Total full costs (estimated) $585,306 $904,323 $2,562,797

Capital structure indicators

Liquidity info 2019 2020 2021
Months of cash 5.5 5.7 1.6
Months of cash and investments 5.5 5.7 1.6
Months of estimated liquid unrestricted net assets 7.6 7.2 3.6
Balance sheet composition info 2019 2020 2021
Cash $249,349 $395,225 $252,851
Investments $0 $0 $0
Receivables $90,535 $106,574 $341,278
Gross land, buildings, equipment (LBE) $1,567 $1,567 $539,188
Accumulated depreciation (as a % of LBE) 0.0% 0.0% 0.6%
Liabilities (as a % of assets) 2.0% 1.3% 29.2%
Unrestricted net assets $341,605 $503,228 $785,460
Temporarily restricted net assets N/A N/A N/A
Permanently restricted net assets N/A N/A N/A
Total restricted net assets $0 $0 $20,000
Total net assets $341,605 $503,228 $805,460

Key data checks

Key data checks info 2019 2020 2021
Material data errors No No No


The people, governance practices, and partners that make the organization tick.

Form 1023/1024 is not available for this organization

Principal Officer

michelle elswick

Number of employees

Source: IRS Form 990


Officers, directors, trustees, and key employees

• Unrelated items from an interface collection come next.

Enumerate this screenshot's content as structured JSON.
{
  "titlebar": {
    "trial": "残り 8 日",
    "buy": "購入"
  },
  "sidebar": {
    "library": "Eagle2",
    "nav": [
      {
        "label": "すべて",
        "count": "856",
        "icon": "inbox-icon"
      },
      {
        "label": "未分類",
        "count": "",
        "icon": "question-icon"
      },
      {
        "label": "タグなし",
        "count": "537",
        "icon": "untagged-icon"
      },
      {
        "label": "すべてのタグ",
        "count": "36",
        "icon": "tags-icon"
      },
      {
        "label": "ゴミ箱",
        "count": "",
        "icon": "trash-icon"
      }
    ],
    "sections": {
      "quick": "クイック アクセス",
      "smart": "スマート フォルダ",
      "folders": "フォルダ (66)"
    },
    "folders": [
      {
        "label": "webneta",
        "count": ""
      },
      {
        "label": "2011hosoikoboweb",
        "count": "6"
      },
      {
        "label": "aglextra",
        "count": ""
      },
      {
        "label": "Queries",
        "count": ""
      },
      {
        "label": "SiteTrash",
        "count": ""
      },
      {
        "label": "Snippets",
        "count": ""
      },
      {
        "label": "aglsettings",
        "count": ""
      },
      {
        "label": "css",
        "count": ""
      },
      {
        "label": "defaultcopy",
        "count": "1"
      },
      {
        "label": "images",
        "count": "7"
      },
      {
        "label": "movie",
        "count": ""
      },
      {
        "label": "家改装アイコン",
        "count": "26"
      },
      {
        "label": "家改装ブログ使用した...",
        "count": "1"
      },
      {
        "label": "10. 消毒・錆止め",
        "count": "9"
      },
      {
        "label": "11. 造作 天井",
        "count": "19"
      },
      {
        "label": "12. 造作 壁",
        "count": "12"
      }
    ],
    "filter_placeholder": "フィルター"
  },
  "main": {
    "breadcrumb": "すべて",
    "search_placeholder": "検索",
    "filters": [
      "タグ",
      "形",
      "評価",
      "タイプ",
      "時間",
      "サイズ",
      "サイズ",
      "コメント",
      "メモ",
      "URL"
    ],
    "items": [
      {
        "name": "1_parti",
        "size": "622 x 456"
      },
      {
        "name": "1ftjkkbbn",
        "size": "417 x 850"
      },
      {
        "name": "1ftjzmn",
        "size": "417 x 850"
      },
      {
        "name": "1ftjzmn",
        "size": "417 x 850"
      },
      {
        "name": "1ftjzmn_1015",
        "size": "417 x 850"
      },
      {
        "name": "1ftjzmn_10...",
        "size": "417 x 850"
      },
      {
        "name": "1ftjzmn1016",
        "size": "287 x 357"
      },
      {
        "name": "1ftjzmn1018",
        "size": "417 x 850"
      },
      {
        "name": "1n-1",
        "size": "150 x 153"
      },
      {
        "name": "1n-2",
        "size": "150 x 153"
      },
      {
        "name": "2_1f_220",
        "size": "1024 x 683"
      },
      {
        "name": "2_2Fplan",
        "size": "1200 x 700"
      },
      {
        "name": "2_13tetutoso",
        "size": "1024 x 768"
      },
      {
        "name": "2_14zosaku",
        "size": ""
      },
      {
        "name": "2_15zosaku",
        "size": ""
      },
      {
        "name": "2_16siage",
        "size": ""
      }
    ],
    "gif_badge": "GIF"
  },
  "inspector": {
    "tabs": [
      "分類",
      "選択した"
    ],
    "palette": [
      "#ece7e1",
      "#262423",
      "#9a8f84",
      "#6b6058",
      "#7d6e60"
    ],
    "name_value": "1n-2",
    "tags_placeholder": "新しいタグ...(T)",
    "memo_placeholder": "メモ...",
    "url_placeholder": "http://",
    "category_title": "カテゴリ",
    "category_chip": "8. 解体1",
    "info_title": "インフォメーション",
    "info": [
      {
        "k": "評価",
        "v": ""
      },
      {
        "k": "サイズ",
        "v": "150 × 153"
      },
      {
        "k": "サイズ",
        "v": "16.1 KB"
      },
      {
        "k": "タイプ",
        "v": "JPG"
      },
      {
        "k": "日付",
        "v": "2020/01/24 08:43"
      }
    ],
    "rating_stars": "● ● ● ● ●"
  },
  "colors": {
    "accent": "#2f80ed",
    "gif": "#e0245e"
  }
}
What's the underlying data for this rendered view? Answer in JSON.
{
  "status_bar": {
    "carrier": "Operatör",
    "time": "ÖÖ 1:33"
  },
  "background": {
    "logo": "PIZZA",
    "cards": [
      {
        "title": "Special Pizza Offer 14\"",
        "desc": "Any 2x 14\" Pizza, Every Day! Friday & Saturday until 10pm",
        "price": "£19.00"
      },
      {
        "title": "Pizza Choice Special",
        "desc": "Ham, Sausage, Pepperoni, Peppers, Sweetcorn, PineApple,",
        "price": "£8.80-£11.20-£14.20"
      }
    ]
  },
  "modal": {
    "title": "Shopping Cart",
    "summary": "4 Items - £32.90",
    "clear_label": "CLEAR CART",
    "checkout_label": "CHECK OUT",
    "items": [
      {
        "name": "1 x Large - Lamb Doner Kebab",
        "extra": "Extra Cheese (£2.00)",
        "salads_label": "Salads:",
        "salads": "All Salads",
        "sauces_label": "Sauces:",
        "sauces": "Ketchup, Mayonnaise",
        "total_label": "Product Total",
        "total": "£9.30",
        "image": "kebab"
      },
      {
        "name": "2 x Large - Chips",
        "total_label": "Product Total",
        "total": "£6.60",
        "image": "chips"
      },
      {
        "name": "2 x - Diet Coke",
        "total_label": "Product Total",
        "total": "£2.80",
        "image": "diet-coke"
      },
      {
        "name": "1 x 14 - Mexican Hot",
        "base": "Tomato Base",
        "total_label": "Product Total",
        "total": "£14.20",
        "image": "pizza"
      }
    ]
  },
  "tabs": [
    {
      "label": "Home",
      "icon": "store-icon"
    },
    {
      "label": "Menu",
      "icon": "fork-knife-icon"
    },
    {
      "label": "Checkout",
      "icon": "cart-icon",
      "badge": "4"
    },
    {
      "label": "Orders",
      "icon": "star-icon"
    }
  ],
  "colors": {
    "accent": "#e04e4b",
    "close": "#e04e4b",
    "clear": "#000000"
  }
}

SOURCE: IRS Form 990

Show data for fiscal year
Compensation data
Download up to 5 most recent years of officer and director compensation data for this organization

There are no highest paid employees recorded for this organization.


Board of directors
as of 01/19/2023
SOURCE: Self-reported by organization
Board of directors data
Download the most recent year of board of directors data for this organization
Board chair

Elizabeth Bancroft

Alex Elswick

University of Kentucky, Extension Associate Family Resource Management

Elizabeth Bancroft

Fayette County Prosecutor's Office

Danielle Sanders

Kentucky’s Administrative Office of the Courts

Michelle Elswick

Voices of Hope - Lexington, Inc.

Tyler Fallin

RFH CPAs & Consultants

Steve Lange

The Gardener

Kacy Allen-Bryant

Lexington/Fayette Urban County Government

KaSondra Brown

Mary Ann Getty

Board leadership practices

SOURCE: Self-reported by organization

GuideStar worked with BoardSource, the national leader in nonprofit board leadership and governance, to create this section.

  • Board orientation and education
    Does the board conduct a formal orientation for new board members and require all board members to sign a written agreement regarding their roles, responsibilities, and expectations? Yes
  • CEO oversight
    Has the board conducted a formal, written assessment of the chief executive within the past year ? Yes
  • Ethics and transparency
    Have the board and senior staff reviewed the conflict-of-interest policy and completed and signed disclosure statements in the past year? Yes
  • Board composition
    Does the board ensure an inclusive board member recruitment process that results in diversity of thought and leadership? Yes
  • Board performance
    Has the board conducted a formal, written self-assessment of its performance within the past three years? No

Organizational demographics

SOURCE: Self-reported; last updated 7/28/2022

Who works and leads organizations that serve our diverse communities? Candid partnered with CHANGE Philanthropy on this demographic section.


The organization's leader identifies as:

Race & ethnicity
Gender identity
Female, Not transgender (cisgender)
Sexual orientation
Heterosexual or straight
Disability status
Person without a disability

Race & ethnicity

Gender identity


Sexual orientation



Fiscal year ending
There are no fundraisers recorded for this organization.